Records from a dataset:
=== Section Start ===
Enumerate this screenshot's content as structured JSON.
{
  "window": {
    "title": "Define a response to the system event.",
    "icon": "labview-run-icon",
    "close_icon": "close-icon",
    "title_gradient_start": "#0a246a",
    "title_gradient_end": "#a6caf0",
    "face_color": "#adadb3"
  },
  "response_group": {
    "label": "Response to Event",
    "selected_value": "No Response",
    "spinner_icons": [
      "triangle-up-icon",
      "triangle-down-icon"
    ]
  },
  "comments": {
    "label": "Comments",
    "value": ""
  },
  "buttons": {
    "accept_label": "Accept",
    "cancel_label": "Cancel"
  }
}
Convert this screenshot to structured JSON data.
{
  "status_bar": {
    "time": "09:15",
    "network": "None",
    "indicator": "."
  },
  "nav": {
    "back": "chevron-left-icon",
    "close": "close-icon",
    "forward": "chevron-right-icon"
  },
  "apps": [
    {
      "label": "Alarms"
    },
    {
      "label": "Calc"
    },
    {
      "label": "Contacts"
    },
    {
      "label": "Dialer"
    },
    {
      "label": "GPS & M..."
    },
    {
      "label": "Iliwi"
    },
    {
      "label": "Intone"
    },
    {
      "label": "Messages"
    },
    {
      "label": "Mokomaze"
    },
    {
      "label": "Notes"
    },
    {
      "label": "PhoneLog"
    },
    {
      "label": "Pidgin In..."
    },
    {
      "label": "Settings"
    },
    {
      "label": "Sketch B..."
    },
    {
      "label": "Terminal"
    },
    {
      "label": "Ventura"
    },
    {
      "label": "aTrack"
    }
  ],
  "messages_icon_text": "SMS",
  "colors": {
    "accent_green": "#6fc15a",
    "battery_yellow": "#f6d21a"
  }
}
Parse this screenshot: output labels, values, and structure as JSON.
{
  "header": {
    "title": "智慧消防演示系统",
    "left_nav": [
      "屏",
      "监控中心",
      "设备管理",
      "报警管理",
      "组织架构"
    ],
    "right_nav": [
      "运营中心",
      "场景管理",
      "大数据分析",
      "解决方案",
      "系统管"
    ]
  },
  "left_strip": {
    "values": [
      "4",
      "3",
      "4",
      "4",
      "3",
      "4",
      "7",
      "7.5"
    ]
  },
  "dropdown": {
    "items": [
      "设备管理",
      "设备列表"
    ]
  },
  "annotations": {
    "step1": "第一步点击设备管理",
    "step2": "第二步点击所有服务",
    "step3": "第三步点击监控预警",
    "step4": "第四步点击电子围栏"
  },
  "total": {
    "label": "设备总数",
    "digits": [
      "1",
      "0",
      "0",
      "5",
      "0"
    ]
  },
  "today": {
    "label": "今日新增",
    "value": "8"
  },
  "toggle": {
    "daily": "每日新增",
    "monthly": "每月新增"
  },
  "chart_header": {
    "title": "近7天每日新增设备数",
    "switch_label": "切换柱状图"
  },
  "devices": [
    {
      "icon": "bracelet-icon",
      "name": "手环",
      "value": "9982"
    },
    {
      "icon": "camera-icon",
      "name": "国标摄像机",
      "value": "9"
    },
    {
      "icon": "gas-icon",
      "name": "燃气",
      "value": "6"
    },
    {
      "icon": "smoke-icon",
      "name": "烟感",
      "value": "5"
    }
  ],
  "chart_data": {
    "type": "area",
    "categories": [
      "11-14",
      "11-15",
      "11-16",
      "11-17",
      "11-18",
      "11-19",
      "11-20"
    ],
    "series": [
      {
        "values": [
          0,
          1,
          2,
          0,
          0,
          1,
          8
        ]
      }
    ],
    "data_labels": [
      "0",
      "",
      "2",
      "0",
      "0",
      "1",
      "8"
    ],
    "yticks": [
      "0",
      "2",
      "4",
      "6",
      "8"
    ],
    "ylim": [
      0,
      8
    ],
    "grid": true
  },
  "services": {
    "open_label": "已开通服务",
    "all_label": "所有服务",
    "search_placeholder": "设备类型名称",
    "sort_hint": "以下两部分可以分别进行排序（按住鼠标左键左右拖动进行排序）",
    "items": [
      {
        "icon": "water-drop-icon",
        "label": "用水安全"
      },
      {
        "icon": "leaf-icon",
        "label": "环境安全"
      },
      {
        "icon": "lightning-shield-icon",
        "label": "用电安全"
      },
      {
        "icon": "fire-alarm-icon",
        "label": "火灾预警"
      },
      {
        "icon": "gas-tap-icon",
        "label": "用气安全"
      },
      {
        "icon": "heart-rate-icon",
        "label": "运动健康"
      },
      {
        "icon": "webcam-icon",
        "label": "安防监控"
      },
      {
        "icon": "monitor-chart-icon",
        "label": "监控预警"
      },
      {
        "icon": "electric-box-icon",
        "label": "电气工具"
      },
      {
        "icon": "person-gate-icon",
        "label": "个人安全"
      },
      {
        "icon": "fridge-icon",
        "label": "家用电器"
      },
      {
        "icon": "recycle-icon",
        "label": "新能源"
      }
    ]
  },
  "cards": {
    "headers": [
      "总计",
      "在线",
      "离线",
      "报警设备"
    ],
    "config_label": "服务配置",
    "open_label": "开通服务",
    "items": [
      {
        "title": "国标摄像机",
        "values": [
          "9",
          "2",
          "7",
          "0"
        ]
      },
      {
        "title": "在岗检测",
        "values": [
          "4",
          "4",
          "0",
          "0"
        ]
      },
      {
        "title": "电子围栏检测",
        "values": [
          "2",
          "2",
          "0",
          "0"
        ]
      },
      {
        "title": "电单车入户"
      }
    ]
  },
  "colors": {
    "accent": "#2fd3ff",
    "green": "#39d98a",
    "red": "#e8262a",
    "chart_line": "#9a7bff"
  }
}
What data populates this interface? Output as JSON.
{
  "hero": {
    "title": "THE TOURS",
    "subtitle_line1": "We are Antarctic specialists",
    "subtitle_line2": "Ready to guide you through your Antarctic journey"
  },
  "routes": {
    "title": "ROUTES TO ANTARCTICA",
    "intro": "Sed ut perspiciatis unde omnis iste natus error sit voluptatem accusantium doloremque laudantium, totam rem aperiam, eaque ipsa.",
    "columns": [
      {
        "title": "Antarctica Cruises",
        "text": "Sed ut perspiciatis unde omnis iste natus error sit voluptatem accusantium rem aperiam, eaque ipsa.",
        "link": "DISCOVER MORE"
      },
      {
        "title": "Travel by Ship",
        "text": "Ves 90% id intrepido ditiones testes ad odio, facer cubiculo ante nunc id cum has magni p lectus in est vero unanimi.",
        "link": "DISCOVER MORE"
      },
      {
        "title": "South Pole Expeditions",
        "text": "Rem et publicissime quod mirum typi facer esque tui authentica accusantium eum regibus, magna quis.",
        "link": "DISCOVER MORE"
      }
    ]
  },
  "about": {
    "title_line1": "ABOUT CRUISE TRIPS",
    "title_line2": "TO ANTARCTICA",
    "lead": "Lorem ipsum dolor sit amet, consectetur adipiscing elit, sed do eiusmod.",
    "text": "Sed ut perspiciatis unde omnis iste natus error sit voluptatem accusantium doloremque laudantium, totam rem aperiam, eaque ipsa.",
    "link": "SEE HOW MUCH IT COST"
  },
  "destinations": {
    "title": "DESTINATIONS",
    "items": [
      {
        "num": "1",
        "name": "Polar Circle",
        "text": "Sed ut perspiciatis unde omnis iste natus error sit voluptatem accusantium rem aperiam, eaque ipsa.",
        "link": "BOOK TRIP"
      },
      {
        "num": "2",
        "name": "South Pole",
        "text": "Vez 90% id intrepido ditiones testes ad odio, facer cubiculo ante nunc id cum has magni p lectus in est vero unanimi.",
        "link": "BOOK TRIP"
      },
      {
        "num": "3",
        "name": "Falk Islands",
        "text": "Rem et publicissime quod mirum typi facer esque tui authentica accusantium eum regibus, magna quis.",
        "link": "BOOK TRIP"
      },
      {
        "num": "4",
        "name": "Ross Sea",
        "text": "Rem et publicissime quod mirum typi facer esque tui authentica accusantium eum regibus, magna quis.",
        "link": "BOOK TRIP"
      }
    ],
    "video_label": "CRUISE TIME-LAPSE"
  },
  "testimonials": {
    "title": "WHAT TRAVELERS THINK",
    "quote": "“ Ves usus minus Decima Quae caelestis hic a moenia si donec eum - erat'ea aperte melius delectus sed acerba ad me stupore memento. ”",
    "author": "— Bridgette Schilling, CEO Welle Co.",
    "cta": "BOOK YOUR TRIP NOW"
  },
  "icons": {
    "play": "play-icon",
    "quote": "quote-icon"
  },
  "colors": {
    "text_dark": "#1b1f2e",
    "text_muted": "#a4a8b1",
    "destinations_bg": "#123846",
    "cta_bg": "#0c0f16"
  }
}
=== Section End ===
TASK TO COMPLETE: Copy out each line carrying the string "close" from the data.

FINAL ANSWER:
    "close_icon": "close-icon",
    "close": "close-icon",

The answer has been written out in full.